Sen. John Kennedy, R-La., compared the ongoing House impeachment hearings to the combative confirmation hearings of Supreme Court Justice Brett Kavanaugh.
“You know what these proceedings look to me like right now? They look like the Kavanaugh hearing without the vagina hats,” Kennedy told a Bloomberg reporter Tuesday. “This is going to be the most partisan — no, strike that — this will be the only partisan impeachment proceeding in the history of the United States.”
Kennedy, a member of the Senate Judiciary Committee, claimed that the House proceedings are a “gross violation of due process,” even though House Democrats have implemented nearly identical rules to the impeachment proceedings against Presidents Richard Nixon and Bill Clinton.
“All Speaker Pelosi and her team are doing is weaponizing impeachment as a political weapon,” the senator further claimed. “When we get it in the Senate, we’ll do it right.”
Kennedy’s comment suggests that he expects the president will be impeached, leading to a trial in the Senate.
Others found similarities between the impeachment hearings and the Kavanaugh hearings, although for wildly different reasons.
Former federal prosecutor Mimi Rocah and journalist Karen Schwartz likened President Donald Trump’s smearing of former Ukraine Ambassador Marie Yovanovitch to the smears leveled against Kavanaugh accuser Christine Blasey Ford.
Yovanovitch testified during Friday's impeachment heating that “the color drained from my face” after she was attacked by the president, whose words she said sounded “like a threat.”
“Those watching the hearing could not help but be struck by the imbalances of power at play,” Rocah and Schwartz wrote in an op-ed at NBC News. "It’s a power dynamic that we’ve seen before however, notably during the testimony of Christine Blasey Ford."
“Indeed, the night before Yovanovitch’s testimony, Ford’s testimony had been broadcast on a large screen just a few blocks from the Capitol, outside the hall where Kavanaugh gave is his first major public speech since ascending to the court,” they continued. “Many Americans felt wounded as we watched and felt Ford’s strength and composure in the face of irrational white male anger and resentment. It is a wound that, apparently, is still very raw. Ford seemed to symbolize women everywhere who had been assaulted as she recounted, yet again, her assault. In the same way, Yovanovitch seems to symbolize any woman who’s ever had a man try to undermine her, demote her or push her out.”
The op-ed argued that the smears were a “mistake.”

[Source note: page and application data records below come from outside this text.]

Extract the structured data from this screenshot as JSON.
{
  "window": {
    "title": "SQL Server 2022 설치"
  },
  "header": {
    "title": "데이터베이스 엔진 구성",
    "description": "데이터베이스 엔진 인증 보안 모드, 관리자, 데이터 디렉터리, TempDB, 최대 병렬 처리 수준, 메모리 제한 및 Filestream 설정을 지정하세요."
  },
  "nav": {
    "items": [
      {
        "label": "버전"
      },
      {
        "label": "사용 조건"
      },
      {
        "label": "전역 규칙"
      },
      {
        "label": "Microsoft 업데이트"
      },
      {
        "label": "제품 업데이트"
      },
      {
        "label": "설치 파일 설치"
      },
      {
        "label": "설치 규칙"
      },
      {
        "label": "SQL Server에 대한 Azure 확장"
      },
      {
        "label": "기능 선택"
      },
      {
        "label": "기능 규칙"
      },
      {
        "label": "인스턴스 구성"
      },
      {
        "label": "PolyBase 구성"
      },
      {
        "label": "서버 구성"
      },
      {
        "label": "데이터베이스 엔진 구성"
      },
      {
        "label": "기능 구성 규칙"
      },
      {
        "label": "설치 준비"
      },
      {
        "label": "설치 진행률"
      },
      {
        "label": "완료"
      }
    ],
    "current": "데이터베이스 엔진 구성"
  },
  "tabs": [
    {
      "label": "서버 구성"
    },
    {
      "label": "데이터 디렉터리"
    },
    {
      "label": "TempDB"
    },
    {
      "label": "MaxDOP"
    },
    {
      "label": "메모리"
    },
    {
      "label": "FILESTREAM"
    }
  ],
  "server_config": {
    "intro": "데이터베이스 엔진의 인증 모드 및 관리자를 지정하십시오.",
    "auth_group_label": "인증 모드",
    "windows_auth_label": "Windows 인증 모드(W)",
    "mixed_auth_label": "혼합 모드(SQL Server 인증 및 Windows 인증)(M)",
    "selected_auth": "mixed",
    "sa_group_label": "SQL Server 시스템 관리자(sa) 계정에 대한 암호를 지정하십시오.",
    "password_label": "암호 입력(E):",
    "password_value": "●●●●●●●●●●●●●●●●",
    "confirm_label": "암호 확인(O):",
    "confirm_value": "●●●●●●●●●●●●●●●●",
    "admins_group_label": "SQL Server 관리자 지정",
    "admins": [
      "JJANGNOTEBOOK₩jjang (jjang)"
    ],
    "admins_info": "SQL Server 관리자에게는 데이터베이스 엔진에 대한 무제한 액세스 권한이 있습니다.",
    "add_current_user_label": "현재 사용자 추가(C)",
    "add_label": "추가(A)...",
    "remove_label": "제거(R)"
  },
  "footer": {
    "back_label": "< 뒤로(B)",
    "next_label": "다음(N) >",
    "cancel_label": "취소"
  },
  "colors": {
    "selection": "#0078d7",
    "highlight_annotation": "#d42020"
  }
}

“Because women, it turns out, take this quite personally. They get inspired and wear pink hats and take to the streets,” they added. “They go out and vote in record numbers in wave elections. They may even topple presidencies.”
Blasey Ford received the American Civil Liberties Union’s Rodger Baldwin Courage Award on Sunday and cited Yovanovitch in her acceptance speech.
"It's not just survivors that we have to stand up for. It's all of those who come forward to support our country," she said. "Ambassador Yovanovitch — all of the men and women who bravely come forward, they come forward, to tell the truth, and to help our country. They might also be vilified and they need to hear our voices of support also."
Blasey Ford spoke about her own experience and the attacks she faced after coming forward to testify before the Senate Judiciary Committee, on which Kennedy sits. (Kennedy said after Blasey Ford's testimony that he was "pleased" that Kavanaugh would still be confirmed but complained that "he won't feel like a winner.")
“I was prepared for a variety of outcomes, including being dismissed. I was not prepared for the venom, the persistent attacks, the vilification, the loss of personal privacy, and the collateral damage to my friends and my family,” Blasey Ford said in her speech. “I have learned a lot over the past year. I have learned that there is a well-financed attack machine out there ready to flood the Internet and the media, anytime I raise my head. And I know it's not going to go away."